• [Source material]
==============================
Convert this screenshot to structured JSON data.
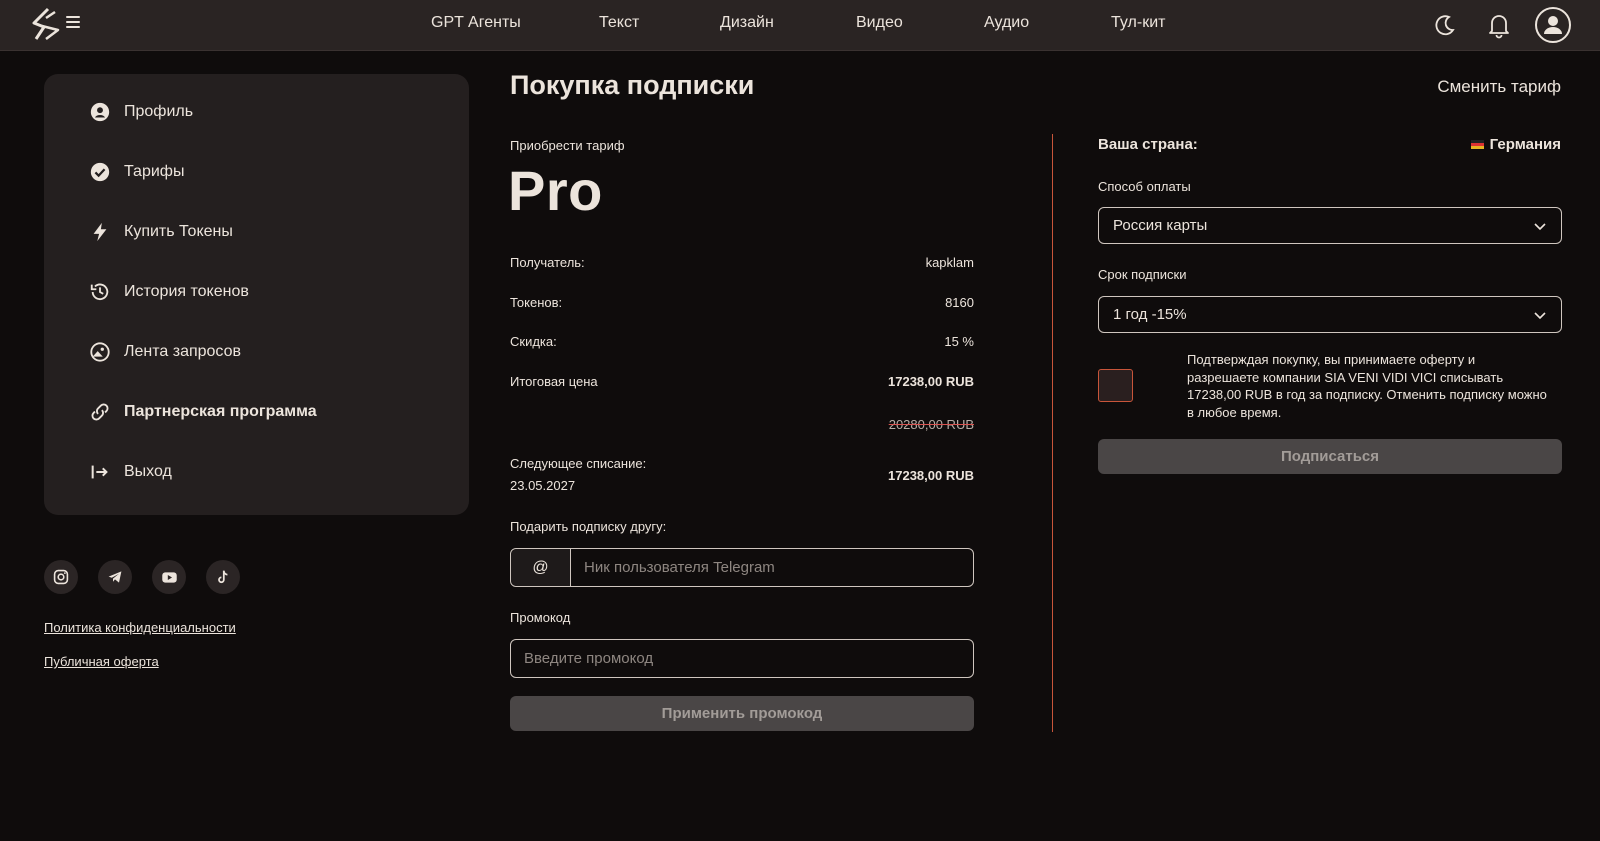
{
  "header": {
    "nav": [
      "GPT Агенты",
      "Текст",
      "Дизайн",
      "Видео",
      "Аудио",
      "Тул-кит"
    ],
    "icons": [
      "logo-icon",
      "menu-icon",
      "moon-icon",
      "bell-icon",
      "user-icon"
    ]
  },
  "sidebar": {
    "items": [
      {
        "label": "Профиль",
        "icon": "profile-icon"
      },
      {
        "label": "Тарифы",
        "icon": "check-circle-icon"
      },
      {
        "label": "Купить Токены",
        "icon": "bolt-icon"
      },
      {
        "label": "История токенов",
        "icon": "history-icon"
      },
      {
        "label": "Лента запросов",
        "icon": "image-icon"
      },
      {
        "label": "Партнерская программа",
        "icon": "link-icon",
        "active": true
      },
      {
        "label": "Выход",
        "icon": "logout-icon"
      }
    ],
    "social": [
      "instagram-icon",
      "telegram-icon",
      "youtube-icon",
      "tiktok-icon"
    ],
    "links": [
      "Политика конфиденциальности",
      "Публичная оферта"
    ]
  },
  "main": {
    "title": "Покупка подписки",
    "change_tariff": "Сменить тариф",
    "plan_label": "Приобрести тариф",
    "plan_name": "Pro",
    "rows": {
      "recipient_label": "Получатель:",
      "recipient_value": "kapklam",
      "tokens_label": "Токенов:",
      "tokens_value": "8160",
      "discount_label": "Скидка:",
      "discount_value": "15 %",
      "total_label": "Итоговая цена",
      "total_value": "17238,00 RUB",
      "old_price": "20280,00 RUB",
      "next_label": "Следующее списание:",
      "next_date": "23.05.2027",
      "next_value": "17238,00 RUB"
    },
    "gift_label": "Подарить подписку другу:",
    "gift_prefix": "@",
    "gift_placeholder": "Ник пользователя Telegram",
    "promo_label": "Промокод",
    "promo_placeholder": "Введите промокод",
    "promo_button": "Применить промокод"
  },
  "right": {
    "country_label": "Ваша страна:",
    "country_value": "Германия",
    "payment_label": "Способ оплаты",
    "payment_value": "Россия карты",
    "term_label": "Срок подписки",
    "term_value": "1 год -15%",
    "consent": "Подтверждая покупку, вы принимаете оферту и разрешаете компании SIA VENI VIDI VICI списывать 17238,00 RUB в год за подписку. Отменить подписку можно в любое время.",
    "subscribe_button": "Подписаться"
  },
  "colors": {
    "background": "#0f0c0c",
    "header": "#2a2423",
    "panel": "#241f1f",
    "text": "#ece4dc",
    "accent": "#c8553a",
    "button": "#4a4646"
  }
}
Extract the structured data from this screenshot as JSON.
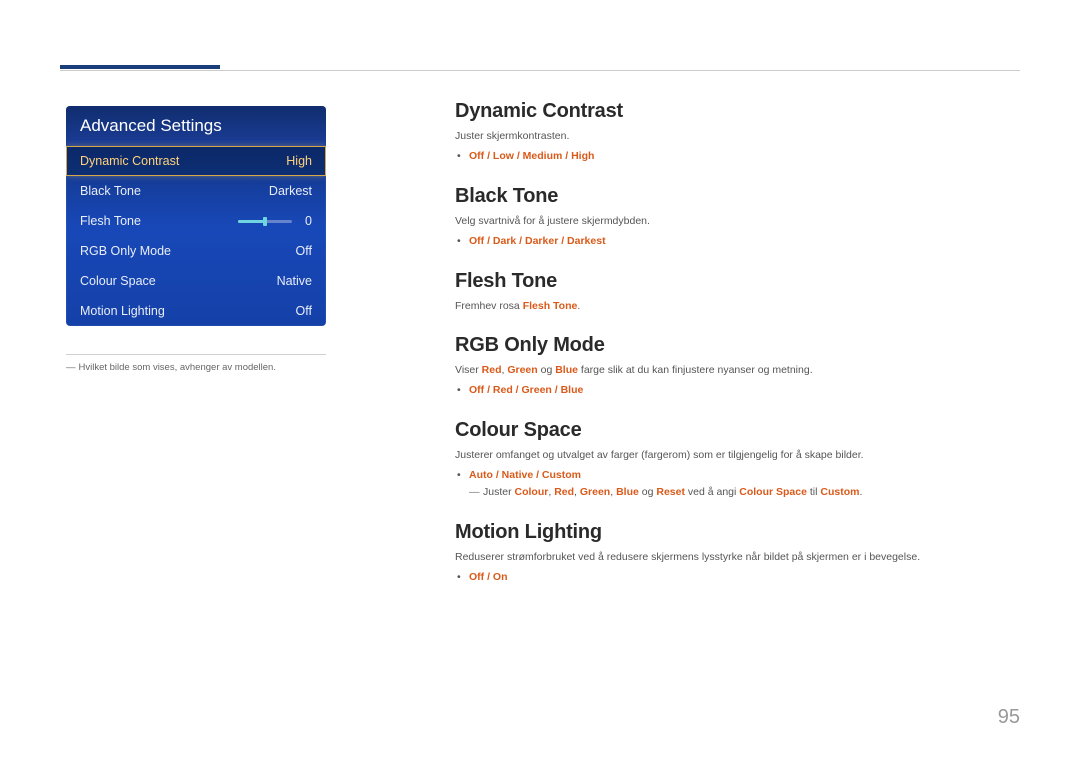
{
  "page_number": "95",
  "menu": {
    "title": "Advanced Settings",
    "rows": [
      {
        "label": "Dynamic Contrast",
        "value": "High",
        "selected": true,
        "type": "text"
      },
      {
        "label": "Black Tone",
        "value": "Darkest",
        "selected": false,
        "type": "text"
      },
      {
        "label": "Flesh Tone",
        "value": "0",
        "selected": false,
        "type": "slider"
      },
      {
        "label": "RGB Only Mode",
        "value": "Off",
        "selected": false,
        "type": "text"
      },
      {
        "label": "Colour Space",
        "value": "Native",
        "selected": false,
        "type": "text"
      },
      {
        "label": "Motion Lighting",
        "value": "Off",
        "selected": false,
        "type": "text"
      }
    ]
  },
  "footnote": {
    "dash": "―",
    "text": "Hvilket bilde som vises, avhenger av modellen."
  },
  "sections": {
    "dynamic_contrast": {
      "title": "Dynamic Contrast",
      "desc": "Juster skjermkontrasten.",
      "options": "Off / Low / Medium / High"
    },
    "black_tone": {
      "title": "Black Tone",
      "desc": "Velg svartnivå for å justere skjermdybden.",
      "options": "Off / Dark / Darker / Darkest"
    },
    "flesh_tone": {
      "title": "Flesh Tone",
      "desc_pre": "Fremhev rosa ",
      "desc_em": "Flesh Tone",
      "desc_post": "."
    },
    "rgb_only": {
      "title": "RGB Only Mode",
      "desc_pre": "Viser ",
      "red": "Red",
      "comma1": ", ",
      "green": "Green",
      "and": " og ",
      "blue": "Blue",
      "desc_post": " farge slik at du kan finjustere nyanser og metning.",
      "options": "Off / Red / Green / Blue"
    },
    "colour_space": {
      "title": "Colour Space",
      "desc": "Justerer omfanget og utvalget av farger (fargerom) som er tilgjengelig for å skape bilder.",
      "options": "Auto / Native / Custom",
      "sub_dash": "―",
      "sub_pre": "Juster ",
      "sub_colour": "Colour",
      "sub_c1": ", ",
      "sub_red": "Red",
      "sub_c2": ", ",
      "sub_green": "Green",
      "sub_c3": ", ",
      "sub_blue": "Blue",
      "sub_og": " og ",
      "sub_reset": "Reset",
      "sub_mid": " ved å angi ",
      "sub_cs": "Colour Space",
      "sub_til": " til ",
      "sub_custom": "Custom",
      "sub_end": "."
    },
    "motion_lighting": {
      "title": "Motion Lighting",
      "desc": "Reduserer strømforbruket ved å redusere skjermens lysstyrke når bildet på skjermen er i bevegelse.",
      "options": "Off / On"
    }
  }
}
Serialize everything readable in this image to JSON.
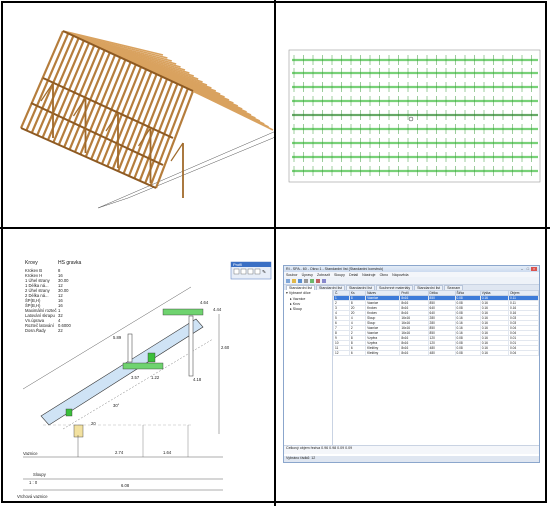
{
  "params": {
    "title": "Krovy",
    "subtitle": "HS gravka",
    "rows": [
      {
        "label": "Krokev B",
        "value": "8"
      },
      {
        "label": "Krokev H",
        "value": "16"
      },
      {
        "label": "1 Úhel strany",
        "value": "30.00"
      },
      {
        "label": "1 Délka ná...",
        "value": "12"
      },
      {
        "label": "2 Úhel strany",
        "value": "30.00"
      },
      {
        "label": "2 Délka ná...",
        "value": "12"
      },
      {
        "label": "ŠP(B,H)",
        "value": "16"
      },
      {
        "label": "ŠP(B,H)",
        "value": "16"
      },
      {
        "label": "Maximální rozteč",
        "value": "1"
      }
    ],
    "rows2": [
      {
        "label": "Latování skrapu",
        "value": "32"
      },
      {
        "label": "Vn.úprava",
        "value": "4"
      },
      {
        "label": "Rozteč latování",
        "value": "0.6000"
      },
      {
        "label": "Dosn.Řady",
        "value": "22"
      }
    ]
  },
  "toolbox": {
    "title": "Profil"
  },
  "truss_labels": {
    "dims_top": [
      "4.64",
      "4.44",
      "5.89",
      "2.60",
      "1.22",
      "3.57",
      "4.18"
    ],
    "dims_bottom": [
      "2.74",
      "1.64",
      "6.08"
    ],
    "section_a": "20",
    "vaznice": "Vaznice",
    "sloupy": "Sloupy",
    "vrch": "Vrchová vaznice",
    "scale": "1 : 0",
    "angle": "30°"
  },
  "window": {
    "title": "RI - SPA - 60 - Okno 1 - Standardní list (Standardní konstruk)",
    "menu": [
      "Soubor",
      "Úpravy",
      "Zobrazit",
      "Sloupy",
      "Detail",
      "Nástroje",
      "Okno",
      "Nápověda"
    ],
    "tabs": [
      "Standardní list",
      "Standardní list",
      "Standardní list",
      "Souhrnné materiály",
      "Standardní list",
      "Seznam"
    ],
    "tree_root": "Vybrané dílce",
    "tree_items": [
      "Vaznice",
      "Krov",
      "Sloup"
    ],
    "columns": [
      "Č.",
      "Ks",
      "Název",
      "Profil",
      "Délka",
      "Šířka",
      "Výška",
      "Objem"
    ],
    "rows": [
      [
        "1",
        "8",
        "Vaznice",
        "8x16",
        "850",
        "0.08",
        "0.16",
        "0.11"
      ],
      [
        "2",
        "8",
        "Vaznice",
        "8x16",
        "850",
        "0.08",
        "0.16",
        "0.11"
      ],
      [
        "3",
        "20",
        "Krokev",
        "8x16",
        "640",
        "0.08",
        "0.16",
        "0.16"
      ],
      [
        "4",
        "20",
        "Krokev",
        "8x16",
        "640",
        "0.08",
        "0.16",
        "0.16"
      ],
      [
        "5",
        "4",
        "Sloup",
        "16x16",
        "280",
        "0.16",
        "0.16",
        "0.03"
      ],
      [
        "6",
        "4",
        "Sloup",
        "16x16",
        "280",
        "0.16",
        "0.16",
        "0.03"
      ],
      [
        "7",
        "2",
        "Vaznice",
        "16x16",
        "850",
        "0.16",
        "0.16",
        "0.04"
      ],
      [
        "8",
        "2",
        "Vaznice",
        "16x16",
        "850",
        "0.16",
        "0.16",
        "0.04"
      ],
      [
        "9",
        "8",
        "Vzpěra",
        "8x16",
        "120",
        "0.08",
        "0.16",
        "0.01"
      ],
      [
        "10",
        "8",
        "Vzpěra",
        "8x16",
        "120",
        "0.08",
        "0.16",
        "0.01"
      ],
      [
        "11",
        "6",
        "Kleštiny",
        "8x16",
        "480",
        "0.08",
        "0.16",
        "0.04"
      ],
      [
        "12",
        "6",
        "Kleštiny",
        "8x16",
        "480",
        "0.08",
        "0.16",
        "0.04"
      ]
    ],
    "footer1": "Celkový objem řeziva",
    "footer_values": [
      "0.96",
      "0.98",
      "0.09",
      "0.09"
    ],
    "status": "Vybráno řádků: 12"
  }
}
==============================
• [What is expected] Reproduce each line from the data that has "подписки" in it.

• [Expected answer]
    "title": "Покупка подписки",
    "term_label": "Срок подписки",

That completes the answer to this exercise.